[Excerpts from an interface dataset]
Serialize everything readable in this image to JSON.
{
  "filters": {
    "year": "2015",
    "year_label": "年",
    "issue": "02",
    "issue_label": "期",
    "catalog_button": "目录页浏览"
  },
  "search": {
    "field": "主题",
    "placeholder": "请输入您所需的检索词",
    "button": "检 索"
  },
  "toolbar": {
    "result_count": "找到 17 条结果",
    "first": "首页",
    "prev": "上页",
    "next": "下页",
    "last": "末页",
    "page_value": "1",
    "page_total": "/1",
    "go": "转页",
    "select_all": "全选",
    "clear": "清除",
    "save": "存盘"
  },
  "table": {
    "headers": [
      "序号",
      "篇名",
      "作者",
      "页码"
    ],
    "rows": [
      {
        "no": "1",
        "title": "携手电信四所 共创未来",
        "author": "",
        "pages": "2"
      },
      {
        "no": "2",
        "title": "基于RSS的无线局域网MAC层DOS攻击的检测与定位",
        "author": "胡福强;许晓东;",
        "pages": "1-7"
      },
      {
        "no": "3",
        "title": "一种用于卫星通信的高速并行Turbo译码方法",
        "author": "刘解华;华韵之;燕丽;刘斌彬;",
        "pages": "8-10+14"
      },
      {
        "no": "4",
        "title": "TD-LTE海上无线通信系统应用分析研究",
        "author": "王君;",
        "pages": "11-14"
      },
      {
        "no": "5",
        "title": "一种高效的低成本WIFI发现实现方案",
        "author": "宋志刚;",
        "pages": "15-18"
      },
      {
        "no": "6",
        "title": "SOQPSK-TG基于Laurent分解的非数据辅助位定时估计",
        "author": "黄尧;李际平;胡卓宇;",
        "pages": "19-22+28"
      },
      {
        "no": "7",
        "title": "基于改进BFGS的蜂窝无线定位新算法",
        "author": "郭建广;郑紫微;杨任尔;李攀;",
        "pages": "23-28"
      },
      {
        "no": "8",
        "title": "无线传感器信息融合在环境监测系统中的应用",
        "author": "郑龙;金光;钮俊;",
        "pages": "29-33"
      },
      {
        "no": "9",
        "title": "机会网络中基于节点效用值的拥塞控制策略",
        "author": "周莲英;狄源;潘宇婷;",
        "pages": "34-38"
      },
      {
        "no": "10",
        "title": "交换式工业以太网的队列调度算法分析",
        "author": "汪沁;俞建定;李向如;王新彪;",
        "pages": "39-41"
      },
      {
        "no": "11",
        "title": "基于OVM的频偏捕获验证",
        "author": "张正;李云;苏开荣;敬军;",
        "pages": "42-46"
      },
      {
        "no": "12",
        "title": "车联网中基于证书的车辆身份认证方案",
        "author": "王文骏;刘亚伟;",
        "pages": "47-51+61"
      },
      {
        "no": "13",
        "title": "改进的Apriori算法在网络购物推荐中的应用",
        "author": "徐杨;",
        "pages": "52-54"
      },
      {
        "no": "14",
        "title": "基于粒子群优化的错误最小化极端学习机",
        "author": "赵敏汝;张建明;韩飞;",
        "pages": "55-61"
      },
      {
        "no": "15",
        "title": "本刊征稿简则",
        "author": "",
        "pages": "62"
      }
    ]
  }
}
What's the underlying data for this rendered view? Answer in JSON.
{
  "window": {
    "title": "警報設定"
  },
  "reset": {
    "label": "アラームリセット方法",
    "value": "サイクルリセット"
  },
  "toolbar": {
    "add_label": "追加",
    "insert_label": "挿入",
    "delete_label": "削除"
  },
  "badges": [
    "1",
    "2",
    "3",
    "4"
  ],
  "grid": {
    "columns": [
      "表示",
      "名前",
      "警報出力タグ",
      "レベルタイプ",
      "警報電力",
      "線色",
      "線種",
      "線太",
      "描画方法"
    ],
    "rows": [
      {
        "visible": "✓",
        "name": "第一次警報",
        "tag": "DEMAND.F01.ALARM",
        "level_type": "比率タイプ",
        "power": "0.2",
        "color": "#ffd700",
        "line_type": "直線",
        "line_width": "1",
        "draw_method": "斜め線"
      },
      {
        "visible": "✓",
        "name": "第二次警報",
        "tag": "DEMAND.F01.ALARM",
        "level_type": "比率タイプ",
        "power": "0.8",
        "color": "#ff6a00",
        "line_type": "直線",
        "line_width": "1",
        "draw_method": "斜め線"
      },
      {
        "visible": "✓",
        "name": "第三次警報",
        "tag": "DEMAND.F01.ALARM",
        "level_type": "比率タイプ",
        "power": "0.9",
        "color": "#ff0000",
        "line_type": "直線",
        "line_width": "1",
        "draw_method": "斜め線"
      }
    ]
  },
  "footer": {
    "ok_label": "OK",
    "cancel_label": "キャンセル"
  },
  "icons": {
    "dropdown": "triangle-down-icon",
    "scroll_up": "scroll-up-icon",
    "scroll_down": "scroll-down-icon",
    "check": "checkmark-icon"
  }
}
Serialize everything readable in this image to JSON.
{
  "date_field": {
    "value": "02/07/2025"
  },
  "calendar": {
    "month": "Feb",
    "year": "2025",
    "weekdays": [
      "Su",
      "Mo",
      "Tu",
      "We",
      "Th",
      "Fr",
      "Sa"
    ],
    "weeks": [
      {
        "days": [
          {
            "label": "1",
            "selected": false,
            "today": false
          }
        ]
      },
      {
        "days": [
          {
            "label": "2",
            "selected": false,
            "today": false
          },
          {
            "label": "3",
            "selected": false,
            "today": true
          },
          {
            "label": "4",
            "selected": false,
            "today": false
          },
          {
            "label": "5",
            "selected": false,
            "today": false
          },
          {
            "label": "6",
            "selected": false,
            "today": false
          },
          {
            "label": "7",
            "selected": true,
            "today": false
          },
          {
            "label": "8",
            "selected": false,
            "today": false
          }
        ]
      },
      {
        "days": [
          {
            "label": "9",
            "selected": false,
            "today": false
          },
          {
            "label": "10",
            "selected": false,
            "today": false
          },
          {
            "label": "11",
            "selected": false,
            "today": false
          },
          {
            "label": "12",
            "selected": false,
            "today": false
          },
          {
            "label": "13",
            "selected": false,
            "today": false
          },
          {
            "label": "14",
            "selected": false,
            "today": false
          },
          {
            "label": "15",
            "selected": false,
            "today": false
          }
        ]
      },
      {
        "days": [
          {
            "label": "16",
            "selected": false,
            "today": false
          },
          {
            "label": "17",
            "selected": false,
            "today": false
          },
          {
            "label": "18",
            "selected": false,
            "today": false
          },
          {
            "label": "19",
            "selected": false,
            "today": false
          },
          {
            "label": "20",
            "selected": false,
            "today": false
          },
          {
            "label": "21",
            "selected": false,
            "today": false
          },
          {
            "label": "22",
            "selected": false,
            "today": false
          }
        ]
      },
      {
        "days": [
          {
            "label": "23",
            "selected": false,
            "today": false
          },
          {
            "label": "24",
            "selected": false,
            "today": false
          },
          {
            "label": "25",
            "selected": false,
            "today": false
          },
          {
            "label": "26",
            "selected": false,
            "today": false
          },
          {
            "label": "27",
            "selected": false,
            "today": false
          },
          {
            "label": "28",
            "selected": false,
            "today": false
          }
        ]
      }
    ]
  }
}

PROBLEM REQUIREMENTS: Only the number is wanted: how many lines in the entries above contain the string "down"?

ANSWER TO THE EXERCISE: 2